(Dataset entries Opens)
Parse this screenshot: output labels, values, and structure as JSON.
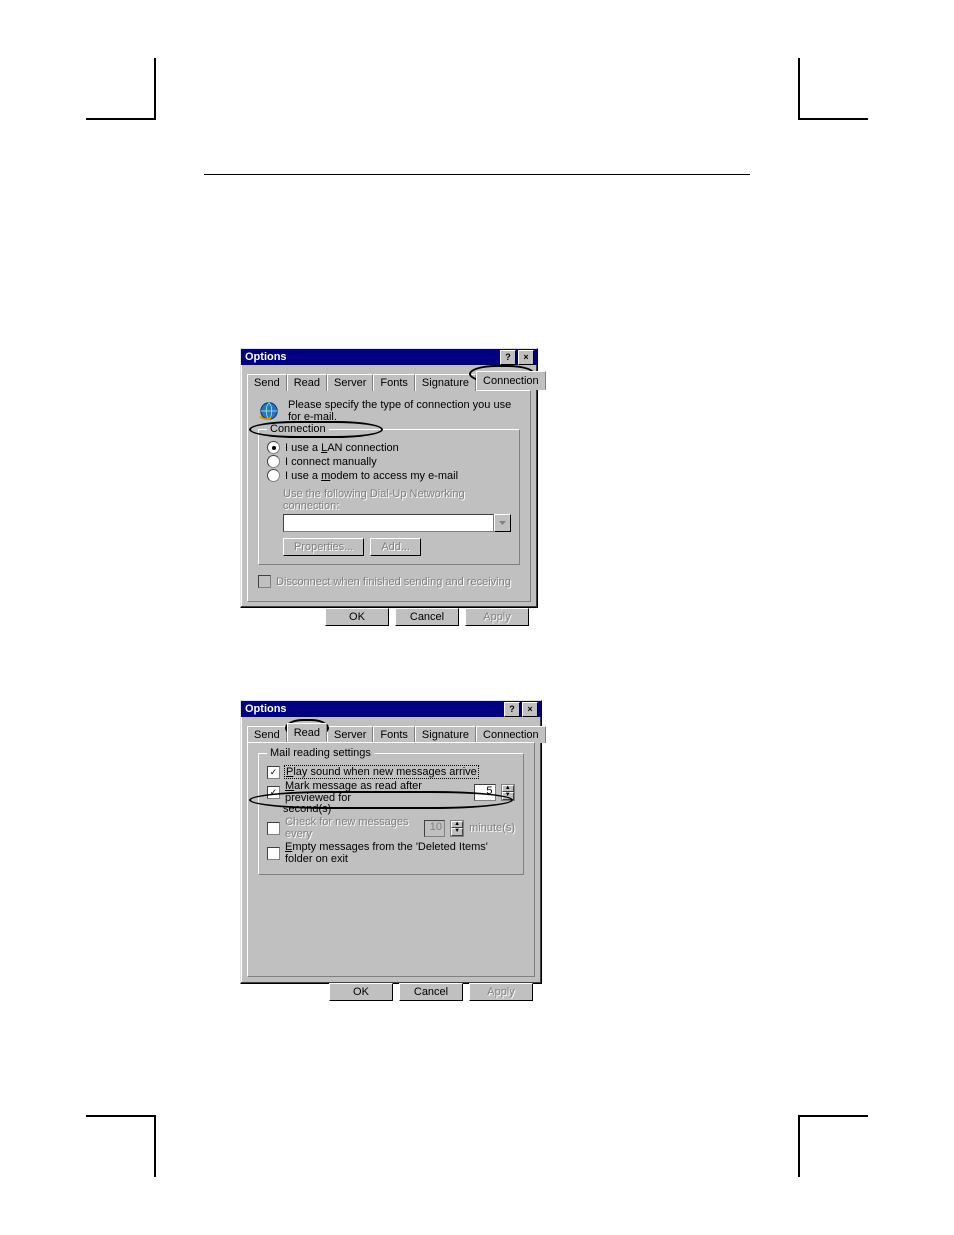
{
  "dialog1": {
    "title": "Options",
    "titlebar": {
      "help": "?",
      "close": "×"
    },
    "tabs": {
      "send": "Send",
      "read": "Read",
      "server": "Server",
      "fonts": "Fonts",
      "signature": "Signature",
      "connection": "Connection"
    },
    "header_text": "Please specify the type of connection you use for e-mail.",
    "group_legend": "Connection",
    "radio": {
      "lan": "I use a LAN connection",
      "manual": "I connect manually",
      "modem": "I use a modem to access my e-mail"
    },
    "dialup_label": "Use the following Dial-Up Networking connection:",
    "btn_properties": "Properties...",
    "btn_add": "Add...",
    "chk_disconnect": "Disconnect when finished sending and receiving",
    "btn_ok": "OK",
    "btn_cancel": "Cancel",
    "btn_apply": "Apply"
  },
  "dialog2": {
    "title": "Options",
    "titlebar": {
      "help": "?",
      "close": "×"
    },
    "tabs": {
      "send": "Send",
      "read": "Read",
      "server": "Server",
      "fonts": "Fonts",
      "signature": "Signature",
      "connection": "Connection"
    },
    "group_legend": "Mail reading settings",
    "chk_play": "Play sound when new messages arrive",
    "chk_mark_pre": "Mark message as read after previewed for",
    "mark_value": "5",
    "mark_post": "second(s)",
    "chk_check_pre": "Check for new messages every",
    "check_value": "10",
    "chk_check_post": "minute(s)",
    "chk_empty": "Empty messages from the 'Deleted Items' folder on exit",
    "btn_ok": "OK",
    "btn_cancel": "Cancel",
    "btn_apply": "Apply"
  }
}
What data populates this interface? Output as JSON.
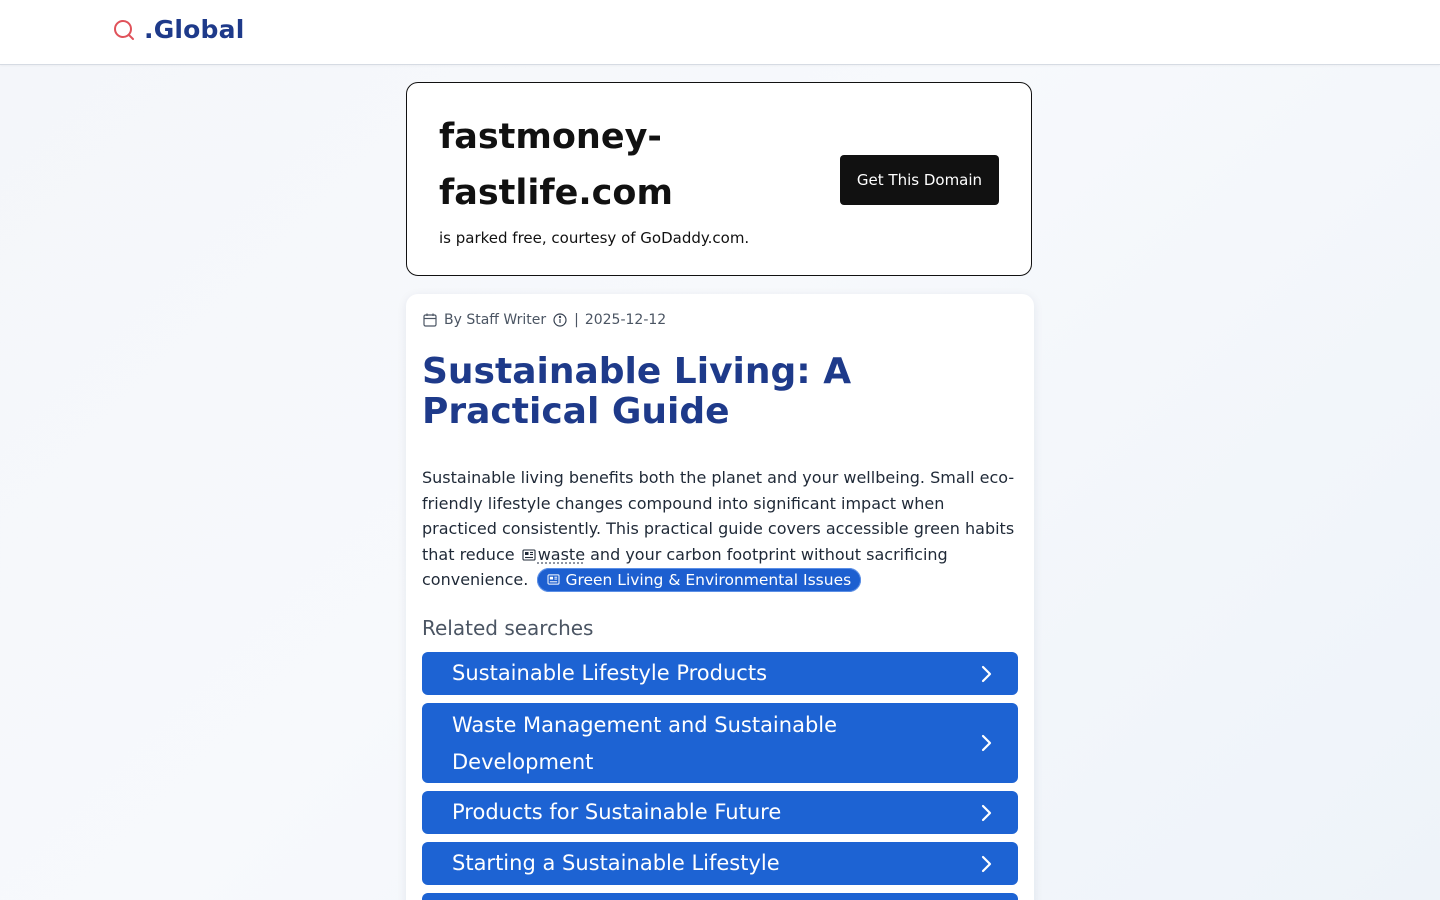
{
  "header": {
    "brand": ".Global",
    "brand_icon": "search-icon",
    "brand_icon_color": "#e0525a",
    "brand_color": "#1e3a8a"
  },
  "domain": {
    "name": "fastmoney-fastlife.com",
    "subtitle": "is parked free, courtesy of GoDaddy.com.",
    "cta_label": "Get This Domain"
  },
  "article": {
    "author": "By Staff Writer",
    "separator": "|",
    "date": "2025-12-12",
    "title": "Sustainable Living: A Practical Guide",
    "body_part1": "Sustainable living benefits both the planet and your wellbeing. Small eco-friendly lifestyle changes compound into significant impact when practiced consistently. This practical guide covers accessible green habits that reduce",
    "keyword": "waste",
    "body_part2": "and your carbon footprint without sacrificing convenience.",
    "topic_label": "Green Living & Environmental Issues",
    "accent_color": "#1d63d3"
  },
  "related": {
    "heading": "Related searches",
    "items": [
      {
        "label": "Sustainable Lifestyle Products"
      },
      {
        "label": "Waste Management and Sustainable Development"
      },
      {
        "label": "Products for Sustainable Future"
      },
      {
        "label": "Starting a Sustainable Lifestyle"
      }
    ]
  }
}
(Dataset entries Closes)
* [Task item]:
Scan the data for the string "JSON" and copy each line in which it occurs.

* [Solution for this exercise]:
Parse this screenshot: output labels, values, and structure as JSON.
What data populates this interface? Output as JSON.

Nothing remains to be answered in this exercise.